PROSECUTORS are to go ahead with a case against a veteran republican charged in connection with the murder of Jean McConville, a court has heard.
Ivor Bell has been diagnosed with vascular dementia by medical experts.
Defence lawyers have argued that Bell is not fit to be arraigned on two charges of soliciting Mrs McConville’s murder over 40 years ago.
At Belfast Crown Court yesterday prosecution counsel Ciaran Murphy QC told Mr Justice Colton that a review of the case had been carried out by the Public Prosecution Service (PPS).
He said prosecutors now “intend to proceed” with the case against Bell (80), of Ramoan Gardens in west Belfast.
Defence barrister Desmond Hutton told the judge that the decision by the PPS to continue with the prosecution was “oppressive”.
“Mr Bell has not been arraigned because of his health after he was diagnosed as suffering from dementia,” Mr Hutton explained.
“He is significantly unable to partake in the trial process. The continued prosecution is likely to exacerbate and accelerate his condition.
“We received only yesterday a letter from the Crown to indicate that following a review the Crown consider that the test for prosecution was met.
“We do feel that that is an oppressive position to take in the circumstances.”
The barrister told Mr Justice Hutton that given the Crown’s position, the defence would now be making an “abuse of process application” to have the case against Bell dismissed given his ongoing medical condition.
Mr Justice Colton listed the abuse of process application hearing for November 13.
The defence are to lodge an application next week to have Bell’s bail conditions relaxed.
Bell, who will be 81 this December, was not in court yesterday for the review hearing.
The first charge he faces states that “on a date unknown between the 31st day of October 1972 and the 1st day of January 1973 he encouraged persons not before the court to murder Jean McConville”.
The second count states that “on a date unknown between the 31st day of October 1972 and the 1st day of January 1973, he endeavoured to persuade persons not before the court to murder Jean McConville”.
The defendant was originally charged with aiding and abetting the murder, and with being a member of the IRA, but the charges were subsequently amended by the PPS.
Mrs McConville, a 37-year-old widow, was seized by the IRA
The continued prosecution is likely to exacerbate and accelerate his condition
from her Divis Flats home in west Belfast in December 1972 in front of her children after being wrongly accused of being an Army informant.
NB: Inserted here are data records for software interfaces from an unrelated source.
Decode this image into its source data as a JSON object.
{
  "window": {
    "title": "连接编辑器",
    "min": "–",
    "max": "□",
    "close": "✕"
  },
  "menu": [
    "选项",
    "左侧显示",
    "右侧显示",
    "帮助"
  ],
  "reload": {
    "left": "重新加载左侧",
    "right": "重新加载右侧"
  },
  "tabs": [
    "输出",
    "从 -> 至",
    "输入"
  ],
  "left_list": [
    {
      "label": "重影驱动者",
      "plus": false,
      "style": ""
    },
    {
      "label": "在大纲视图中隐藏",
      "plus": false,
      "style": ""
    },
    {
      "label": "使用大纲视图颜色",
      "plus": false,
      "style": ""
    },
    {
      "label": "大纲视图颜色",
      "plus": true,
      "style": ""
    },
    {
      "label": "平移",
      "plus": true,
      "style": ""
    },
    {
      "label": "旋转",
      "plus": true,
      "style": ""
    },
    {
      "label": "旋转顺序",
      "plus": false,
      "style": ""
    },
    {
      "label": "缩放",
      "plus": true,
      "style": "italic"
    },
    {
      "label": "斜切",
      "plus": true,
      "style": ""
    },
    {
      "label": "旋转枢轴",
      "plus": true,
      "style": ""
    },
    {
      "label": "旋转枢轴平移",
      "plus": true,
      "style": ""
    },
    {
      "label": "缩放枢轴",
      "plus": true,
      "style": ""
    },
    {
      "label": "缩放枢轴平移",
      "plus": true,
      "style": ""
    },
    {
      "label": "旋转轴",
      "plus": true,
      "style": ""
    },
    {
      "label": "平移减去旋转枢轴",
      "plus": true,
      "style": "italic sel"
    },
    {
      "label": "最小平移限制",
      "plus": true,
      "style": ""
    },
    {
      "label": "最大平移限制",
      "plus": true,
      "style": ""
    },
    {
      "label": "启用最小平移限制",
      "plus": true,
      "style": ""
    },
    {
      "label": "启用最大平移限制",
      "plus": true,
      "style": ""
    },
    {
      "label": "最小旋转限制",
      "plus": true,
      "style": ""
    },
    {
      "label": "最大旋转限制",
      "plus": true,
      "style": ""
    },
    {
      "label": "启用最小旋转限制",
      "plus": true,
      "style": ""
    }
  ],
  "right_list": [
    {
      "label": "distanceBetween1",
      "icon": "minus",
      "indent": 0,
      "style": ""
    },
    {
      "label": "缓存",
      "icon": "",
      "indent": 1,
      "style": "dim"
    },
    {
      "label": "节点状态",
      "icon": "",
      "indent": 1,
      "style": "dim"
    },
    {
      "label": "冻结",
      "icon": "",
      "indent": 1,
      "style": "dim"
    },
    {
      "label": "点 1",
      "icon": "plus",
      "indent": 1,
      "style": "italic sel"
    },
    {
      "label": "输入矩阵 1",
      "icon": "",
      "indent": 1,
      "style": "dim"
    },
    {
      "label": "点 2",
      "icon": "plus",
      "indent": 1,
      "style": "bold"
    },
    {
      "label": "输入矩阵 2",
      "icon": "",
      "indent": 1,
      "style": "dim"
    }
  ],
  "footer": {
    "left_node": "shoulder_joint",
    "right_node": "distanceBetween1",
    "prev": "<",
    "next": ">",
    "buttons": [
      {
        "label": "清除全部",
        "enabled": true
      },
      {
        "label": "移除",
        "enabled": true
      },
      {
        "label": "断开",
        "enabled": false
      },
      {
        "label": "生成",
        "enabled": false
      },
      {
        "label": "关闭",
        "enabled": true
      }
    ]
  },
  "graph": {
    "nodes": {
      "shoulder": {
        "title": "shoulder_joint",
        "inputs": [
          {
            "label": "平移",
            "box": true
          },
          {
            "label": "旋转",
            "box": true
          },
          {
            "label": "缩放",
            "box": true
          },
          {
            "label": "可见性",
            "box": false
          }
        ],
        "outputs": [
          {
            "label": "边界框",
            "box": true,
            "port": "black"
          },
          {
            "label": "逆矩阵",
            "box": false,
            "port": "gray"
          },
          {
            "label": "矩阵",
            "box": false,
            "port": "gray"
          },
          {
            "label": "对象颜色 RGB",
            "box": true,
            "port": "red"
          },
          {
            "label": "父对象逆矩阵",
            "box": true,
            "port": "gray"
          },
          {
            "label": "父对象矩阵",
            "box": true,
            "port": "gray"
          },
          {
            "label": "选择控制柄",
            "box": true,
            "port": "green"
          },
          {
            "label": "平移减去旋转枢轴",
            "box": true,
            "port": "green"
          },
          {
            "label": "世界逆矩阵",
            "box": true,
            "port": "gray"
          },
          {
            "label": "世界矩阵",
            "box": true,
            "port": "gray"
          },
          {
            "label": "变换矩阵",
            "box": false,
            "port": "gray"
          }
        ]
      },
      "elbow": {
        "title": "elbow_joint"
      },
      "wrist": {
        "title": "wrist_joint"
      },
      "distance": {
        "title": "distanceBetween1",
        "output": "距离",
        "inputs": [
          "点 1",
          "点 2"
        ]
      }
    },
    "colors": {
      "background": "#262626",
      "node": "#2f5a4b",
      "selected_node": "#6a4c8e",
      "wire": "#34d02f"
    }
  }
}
Following her abduction she was shot dead and then secretly buried, becoming one of the ‘Disappeared’ victims of the Troubles.
In 1999 the IRA admitted the murder when information was passed to police in the Irish Republic.
Mrs McConville’s body was found near Templetown Beach in Co Louth in 2003.
She had been killed by a single gunshot wound to the back of the head, post-mortem examinations revealed. Part of the case against Bell is based on the content of tapes police secured from an oral history of the Troubles put together by Boston College in the US.
The PSNI won a court battle in the US to gain access to some of the recordings, which had been recorded on the premise they would remain unpublished until after the deaths of those taking part.
One of the interviews was allegedly given by Bell — a claim the defendant denies — and he was first charged in March 2014.
Ivor Bell at an earlier appearance, and (below) Jean McConville, and members of her family arrive at court yesterday